For her, it worked, and she made a lot of sales.

So (outside of testing a variety of prices...which can be problematic when people who paid more see the product offered for less), how do you decide whether and which way to move your price? Here are a few of my thoughts (yours are welcome in the comments):

  • If your product class is seen as a commodity, you'll have trouble pricing higher than the competition unless you find a way to position yourself as a premium variant, or even a new class of product.
  • Simply piling on more "stuff" in order to keep your price high may cheapen your product. If you're going to add bonuses, be sure they're things the customer will value. And not just after they get them and realize how valuable they are. Be sure it's clear before they buy that the bonuses have real value. Be sure you're not just fooling yourself into believing that customers will value them.
  • If you're making a generous offer, you've got to prove that what you're selling is worth more than you're charging -- that you're not just lowering the price because the product isn't selling. For example, if you have a testimonial saying "this is the best $97 I ever spent", people seeing a $47 price tag will feel like they're getting a deal.
  • Give a reason why you're offering such a low price. Research has shown that virtually any "reason why" helps, but the more believable the better.

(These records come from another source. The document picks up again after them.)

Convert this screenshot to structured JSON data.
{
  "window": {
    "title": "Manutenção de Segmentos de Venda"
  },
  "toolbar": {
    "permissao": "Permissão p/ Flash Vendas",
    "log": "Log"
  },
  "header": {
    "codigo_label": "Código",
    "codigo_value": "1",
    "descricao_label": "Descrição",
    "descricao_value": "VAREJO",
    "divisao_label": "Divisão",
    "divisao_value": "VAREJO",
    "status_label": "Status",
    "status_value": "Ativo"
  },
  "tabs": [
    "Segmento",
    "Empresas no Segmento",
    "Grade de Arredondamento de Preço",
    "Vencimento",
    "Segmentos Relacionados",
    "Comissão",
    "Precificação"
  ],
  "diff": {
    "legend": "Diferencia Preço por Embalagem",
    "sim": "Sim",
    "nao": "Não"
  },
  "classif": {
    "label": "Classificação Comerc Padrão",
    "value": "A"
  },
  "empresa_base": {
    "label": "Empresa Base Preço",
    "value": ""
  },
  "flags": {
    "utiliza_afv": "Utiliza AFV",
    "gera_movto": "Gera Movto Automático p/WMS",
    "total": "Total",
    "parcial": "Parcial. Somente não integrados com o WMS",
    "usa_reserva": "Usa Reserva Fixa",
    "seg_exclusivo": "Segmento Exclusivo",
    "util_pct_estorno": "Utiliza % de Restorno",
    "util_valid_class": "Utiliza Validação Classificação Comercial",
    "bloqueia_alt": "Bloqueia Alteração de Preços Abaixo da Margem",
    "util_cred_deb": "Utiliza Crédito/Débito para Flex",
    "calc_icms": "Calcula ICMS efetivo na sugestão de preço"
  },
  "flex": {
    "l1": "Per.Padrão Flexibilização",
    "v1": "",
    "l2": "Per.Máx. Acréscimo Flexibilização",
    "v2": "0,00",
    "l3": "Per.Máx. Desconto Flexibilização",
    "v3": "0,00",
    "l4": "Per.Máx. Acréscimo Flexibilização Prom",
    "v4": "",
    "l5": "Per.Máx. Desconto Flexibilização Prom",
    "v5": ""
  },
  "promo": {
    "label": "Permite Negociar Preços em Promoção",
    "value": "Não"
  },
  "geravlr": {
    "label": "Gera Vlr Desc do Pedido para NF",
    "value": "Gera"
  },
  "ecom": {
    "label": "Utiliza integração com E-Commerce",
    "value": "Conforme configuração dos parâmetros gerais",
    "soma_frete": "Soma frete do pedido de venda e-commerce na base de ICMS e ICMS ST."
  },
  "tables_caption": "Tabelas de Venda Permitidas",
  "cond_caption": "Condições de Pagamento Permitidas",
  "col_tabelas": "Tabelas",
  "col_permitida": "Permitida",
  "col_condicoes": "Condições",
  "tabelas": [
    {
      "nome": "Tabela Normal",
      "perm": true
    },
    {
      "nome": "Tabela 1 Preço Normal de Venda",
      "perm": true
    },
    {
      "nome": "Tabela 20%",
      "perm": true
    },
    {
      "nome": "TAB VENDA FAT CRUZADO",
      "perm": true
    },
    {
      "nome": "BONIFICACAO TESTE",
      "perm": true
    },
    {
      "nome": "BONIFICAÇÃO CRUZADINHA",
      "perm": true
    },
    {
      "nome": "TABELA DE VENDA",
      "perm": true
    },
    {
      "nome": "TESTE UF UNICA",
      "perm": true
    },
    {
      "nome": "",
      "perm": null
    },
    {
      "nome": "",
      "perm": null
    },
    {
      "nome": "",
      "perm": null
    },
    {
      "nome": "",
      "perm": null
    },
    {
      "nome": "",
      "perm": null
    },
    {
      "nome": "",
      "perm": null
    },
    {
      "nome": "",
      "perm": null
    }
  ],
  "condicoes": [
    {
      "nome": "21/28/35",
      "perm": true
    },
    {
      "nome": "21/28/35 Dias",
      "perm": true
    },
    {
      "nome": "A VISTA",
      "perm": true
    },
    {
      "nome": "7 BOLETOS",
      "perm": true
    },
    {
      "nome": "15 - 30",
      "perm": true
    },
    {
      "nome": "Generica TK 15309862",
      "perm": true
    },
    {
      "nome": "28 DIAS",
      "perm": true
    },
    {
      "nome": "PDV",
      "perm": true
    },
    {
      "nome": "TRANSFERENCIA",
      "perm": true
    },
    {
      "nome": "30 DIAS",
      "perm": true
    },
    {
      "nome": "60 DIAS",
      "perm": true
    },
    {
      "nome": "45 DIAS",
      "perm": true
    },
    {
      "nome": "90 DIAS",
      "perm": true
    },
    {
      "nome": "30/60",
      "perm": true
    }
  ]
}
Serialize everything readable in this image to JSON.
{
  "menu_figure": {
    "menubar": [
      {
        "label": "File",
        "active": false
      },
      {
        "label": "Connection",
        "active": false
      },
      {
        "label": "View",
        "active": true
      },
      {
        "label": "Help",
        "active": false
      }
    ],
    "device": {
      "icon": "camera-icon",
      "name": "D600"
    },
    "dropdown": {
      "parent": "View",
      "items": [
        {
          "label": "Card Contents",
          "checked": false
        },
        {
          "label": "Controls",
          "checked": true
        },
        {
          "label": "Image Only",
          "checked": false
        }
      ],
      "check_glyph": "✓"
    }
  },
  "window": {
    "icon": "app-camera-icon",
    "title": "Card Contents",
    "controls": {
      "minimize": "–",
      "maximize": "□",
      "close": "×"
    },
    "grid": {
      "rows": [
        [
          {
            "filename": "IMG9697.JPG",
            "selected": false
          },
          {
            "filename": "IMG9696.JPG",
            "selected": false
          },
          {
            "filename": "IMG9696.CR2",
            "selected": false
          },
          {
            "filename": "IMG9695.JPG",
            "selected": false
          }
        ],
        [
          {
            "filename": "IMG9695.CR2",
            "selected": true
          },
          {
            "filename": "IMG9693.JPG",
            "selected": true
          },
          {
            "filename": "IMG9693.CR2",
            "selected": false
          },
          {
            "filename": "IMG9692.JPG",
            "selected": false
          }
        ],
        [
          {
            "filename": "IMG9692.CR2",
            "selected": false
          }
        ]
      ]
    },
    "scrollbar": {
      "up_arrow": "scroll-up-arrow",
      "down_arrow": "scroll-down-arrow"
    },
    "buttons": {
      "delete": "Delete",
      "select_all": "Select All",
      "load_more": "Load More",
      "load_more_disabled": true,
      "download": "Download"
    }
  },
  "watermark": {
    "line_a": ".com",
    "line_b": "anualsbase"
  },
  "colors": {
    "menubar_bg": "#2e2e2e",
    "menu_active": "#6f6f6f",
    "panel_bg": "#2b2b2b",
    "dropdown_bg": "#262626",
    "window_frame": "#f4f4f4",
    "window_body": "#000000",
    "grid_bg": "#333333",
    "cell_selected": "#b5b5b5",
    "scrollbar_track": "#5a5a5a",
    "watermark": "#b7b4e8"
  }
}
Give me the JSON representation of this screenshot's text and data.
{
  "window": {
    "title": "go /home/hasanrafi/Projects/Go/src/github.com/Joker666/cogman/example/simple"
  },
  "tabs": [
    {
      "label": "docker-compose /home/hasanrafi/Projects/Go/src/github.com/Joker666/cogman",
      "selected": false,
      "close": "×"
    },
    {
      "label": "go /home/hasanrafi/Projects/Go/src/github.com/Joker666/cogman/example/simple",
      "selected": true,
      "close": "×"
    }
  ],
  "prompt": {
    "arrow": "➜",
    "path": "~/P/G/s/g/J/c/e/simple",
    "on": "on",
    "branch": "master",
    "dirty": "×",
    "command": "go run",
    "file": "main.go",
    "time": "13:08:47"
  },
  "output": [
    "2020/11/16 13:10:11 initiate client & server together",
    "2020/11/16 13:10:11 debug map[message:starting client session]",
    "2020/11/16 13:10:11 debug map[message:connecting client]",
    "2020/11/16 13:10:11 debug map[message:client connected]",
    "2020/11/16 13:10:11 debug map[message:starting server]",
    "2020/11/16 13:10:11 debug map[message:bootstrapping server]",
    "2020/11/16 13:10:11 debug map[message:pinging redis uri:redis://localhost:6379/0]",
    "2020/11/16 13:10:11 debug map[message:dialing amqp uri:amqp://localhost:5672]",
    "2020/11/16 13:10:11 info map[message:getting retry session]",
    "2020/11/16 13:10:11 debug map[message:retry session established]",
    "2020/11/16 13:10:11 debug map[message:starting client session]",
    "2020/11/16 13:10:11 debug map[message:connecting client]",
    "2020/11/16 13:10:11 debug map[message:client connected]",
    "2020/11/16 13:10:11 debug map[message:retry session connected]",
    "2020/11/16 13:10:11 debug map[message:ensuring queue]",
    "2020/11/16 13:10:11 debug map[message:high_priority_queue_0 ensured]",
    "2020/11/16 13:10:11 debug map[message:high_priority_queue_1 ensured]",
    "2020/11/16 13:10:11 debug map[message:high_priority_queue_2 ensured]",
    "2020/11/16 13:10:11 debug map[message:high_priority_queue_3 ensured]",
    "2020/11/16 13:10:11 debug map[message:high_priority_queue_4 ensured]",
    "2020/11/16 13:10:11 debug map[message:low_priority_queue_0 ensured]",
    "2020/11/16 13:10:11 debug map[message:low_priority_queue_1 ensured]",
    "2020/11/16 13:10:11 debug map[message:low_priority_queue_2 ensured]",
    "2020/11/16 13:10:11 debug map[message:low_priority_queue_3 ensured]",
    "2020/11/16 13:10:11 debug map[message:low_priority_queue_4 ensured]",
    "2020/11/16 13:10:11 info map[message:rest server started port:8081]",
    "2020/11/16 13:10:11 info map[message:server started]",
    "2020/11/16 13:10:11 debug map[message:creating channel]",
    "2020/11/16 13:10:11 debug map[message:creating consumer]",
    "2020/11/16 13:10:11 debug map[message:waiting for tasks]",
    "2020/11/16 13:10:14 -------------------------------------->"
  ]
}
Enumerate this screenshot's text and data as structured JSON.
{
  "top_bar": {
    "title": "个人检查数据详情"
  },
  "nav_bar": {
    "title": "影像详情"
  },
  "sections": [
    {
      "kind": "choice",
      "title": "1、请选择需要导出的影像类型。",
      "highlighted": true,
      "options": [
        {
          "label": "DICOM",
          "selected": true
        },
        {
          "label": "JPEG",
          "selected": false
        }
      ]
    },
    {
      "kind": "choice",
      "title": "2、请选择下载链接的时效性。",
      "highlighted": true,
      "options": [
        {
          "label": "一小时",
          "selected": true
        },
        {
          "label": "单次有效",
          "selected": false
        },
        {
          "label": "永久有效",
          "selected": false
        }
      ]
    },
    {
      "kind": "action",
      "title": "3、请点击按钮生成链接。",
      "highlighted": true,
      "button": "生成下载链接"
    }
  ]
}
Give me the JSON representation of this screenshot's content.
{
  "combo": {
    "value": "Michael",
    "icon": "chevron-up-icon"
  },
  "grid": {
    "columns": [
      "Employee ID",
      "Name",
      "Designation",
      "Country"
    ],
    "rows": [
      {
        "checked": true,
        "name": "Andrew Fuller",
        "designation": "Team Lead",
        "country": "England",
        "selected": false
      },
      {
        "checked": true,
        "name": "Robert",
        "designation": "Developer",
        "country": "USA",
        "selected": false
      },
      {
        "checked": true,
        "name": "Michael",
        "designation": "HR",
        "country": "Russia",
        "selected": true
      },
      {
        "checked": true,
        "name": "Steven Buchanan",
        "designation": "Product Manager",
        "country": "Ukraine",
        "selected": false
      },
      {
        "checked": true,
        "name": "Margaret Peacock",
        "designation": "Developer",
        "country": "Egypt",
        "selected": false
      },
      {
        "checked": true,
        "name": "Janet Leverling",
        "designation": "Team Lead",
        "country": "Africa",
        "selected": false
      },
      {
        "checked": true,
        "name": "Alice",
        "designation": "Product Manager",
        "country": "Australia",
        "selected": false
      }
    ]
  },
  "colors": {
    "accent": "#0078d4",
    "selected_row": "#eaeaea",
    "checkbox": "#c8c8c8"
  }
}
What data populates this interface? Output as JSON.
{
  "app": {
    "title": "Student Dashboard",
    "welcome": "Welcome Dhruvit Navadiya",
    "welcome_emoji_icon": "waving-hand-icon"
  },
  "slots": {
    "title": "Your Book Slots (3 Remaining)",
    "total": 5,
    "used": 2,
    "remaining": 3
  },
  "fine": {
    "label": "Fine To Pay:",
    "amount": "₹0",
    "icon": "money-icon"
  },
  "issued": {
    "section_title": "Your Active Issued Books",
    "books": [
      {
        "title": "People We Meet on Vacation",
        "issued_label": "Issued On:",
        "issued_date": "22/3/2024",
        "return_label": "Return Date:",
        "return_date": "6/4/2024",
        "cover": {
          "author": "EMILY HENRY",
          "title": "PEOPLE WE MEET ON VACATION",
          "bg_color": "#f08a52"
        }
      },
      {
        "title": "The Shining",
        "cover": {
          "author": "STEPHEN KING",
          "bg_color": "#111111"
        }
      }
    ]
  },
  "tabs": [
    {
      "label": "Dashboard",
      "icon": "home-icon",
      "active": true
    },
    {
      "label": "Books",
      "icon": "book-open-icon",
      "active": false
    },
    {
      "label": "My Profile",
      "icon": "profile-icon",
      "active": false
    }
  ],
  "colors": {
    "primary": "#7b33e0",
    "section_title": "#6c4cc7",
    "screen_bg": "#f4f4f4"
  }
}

  • In markets where product quality varies widely, low prices signal low quality, not a good deal. Only use them to drive volume if you've established a reputation for quality. On the other hand, high prices signal high quality. Just be sure you've got the quality to back up your pricing.